- _Your instructions_
All entries given below are to be returned word for word.

- _Raw data_
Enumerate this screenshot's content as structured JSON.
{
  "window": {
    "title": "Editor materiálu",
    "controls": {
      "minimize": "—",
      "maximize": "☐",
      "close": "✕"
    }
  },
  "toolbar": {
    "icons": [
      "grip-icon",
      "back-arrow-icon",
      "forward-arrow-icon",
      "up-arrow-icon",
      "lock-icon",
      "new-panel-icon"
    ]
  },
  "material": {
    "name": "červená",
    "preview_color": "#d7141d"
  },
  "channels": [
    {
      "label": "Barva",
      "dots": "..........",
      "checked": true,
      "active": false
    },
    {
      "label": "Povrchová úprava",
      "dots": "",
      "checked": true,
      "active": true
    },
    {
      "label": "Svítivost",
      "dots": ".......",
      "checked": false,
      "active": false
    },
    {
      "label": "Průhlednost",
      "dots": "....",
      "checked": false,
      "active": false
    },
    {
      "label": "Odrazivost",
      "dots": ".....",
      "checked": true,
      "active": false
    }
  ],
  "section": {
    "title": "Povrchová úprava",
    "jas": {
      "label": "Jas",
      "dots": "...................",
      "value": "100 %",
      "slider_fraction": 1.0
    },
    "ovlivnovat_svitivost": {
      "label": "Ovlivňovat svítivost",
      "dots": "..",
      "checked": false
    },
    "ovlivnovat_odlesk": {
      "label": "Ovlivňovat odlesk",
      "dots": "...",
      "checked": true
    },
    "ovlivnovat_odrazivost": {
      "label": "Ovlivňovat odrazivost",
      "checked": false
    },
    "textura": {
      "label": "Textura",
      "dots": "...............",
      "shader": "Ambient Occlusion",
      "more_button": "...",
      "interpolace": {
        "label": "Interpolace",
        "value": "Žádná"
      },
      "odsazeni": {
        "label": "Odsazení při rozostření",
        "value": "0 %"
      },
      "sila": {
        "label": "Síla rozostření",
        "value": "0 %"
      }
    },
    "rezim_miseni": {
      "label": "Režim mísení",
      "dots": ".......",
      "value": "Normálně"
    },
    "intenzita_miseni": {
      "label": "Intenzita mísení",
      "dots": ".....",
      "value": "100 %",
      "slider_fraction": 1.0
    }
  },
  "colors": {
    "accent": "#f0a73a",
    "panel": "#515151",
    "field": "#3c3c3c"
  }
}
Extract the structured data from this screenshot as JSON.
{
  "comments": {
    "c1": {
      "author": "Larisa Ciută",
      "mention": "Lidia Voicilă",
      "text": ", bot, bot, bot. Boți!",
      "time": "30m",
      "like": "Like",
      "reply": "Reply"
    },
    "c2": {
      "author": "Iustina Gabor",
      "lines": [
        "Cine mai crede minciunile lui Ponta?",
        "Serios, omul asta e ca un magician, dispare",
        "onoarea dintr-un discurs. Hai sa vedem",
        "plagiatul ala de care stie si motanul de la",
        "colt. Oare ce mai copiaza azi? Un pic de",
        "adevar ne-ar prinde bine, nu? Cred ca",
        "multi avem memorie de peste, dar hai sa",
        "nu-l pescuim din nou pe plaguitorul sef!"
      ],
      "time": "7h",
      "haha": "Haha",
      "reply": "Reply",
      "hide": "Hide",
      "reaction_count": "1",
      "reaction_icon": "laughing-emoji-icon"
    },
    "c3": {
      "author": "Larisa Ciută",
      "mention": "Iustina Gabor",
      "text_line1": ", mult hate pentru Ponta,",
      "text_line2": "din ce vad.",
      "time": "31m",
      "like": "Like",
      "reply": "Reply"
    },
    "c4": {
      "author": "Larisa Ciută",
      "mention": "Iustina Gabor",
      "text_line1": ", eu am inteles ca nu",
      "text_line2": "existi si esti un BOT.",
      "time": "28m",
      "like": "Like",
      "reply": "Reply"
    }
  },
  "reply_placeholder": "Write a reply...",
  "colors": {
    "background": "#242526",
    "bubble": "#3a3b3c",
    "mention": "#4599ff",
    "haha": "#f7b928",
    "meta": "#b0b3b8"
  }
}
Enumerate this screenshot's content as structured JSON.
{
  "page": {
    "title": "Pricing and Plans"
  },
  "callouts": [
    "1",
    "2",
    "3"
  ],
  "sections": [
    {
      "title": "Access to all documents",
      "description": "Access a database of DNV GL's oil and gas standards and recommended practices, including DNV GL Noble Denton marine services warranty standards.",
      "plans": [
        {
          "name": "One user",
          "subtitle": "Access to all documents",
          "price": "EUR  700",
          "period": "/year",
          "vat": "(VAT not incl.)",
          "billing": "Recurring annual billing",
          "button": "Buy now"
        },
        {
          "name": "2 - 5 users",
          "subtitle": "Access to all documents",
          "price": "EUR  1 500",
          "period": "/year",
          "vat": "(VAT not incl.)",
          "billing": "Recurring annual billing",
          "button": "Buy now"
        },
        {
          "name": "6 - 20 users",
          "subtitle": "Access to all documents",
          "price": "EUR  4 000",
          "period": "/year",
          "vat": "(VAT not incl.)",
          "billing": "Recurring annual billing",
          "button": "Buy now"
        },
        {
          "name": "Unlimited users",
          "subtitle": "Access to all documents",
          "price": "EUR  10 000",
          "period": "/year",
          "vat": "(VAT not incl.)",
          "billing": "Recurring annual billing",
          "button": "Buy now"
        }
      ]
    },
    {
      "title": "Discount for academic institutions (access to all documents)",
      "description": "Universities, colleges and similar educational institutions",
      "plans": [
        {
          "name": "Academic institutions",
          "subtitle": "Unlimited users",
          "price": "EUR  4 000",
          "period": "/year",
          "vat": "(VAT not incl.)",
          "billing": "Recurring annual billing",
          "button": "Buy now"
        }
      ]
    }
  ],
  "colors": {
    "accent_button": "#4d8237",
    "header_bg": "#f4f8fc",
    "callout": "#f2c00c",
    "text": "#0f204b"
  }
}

- _Solution for this exercise_
Enumerate this screenshot's content as structured JSON.
{
  "window": {
    "title": "Editor materiálu",
    "controls": {
      "minimize": "—",
      "maximize": "☐",
      "close": "✕"
    }
  },
  "toolbar": {
    "icons": [
      "grip-icon",
      "back-arrow-icon",
      "forward-arrow-icon",
      "up-arrow-icon",
      "lock-icon",
      "new-panel-icon"
    ]
  },
  "material": {
    "name": "červená",
    "preview_color": "#d7141d"
  },
  "channels": [
    {
      "label": "Barva",
      "dots": "..........",
      "checked": true,
      "active": false
    },
    {
      "label": "Povrchová úprava",
      "dots": "",
      "checked": true,
      "active": true
    },
    {
      "label": "Svítivost",
      "dots": ".......",
      "checked": false,
      "active": false
    },
    {
      "label": "Průhlednost",
      "dots": "....",
      "checked": false,
      "active": false
    },
    {
      "label": "Odrazivost",
      "dots": ".....",
      "checked": true,
      "active": false
    }
  ],
  "section": {
    "title": "Povrchová úprava",
    "jas": {
      "label": "Jas",
      "dots": "...................",
      "value": "100 %",
      "slider_fraction": 1.0
    },
    "ovlivnovat_svitivost": {
      "label": "Ovlivňovat svítivost",
      "dots": "..",
      "checked": false
    },
    "ovlivnovat_odlesk": {
      "label": "Ovlivňovat odlesk",
      "dots": "...",
      "checked": true
    },
    "ovlivnovat_odrazivost": {
      "label": "Ovlivňovat odrazivost",
      "checked": false
    },
    "textura": {
      "label": "Textura",
      "dots": "...............",
      "shader": "Ambient Occlusion",
      "more_button": "...",
      "interpolace": {
        "label": "Interpolace",
        "value": "Žádná"
      },
      "odsazeni": {
        "label": "Odsazení při rozostření",
        "value": "0 %"
      },
      "sila": {
        "label": "Síla rozostření",
        "value": "0 %"
      }
    },
    "rezim_miseni": {
      "label": "Režim mísení",
      "dots": ".......",
      "value": "Normálně"
    },
    "intenzita_miseni": {
      "label": "Intenzita mísení",
      "dots": ".....",
      "value": "100 %",
      "slider_fraction": 1.0
    }
  },
  "colors": {
    "accent": "#f0a73a",
    "panel": "#515151",
    "field": "#3c3c3c"
  }
}
Extract the structured data from this screenshot as JSON.
{
  "comments": {
    "c1": {
      "author": "Larisa Ciută",
      "mention": "Lidia Voicilă",
      "text": ", bot, bot, bot. Boți!",
      "time": "30m",
      "like": "Like",
      "reply": "Reply"
    },
    "c2": {
      "author": "Iustina Gabor",
      "lines": [
        "Cine mai crede minciunile lui Ponta?",
        "Serios, omul asta e ca un magician, dispare",
        "onoarea dintr-un discurs. Hai sa vedem",
        "plagiatul ala de care stie si motanul de la",
        "colt. Oare ce mai copiaza azi? Un pic de",
        "adevar ne-ar prinde bine, nu? Cred ca",
        "multi avem memorie de peste, dar hai sa",
        "nu-l pescuim din nou pe plaguitorul sef!"
      ],
      "time": "7h",
      "haha": "Haha",
      "reply": "Reply",
      "hide": "Hide",
      "reaction_count": "1",
      "reaction_icon": "laughing-emoji-icon"
    },
    "c3": {
      "author": "Larisa Ciută",
      "mention": "Iustina Gabor",
      "text_line1": ", mult hate pentru Ponta,",
      "text_line2": "din ce vad.",
      "time": "31m",
      "like": "Like",
      "reply": "Reply"
    },
    "c4": {
      "author": "Larisa Ciută",
      "mention": "Iustina Gabor",
      "text_line1": ", eu am inteles ca nu",
      "text_line2": "existi si esti un BOT.",
      "time": "28m",
      "like": "Like",
      "reply": "Reply"
    }
  },
  "reply_placeholder": "Write a reply...",
  "colors": {
    "background": "#242526",
    "bubble": "#3a3b3c",
    "mention": "#4599ff",
    "haha": "#f7b928",
    "meta": "#b0b3b8"
  }
}
Enumerate this screenshot's content as structured JSON.
{
  "page": {
    "title": "Pricing and Plans"
  },
  "callouts": [
    "1",
    "2",
    "3"
  ],
  "sections": [
    {
      "title": "Access to all documents",
      "description": "Access a database of DNV GL's oil and gas standards and recommended practices, including DNV GL Noble Denton marine services warranty standards.",
      "plans": [
        {
          "name": "One user",
          "subtitle": "Access to all documents",
          "price": "EUR  700",
          "period": "/year",
          "vat": "(VAT not incl.)",
          "billing": "Recurring annual billing",
          "button": "Buy now"
        },
        {
          "name": "2 - 5 users",
          "subtitle": "Access to all documents",
          "price": "EUR  1 500",
          "period": "/year",
          "vat": "(VAT not incl.)",
          "billing": "Recurring annual billing",
          "button": "Buy now"
        },
        {
          "name": "6 - 20 users",
          "subtitle": "Access to all documents",
          "price": "EUR  4 000",
          "period": "/year",
          "vat": "(VAT not incl.)",
          "billing": "Recurring annual billing",
          "button": "Buy now"
        },
        {
          "name": "Unlimited users",
          "subtitle": "Access to all documents",
          "price": "EUR  10 000",
          "period": "/year",
          "vat": "(VAT not incl.)",
          "billing": "Recurring annual billing",
          "button": "Buy now"
        }
      ]
    },
    {
      "title": "Discount for academic institutions (access to all documents)",
      "description": "Universities, colleges and similar educational institutions",
      "plans": [
        {
          "name": "Academic institutions",
          "subtitle": "Unlimited users",
          "price": "EUR  4 000",
          "period": "/year",
          "vat": "(VAT not incl.)",
          "billing": "Recurring annual billing",
          "button": "Buy now"
        }
      ]
    }
  ],
  "colors": {
    "accent_button": "#4d8237",
    "header_bg": "#f4f8fc",
    "callout": "#f2c00c",
    "text": "#0f204b"
  }
}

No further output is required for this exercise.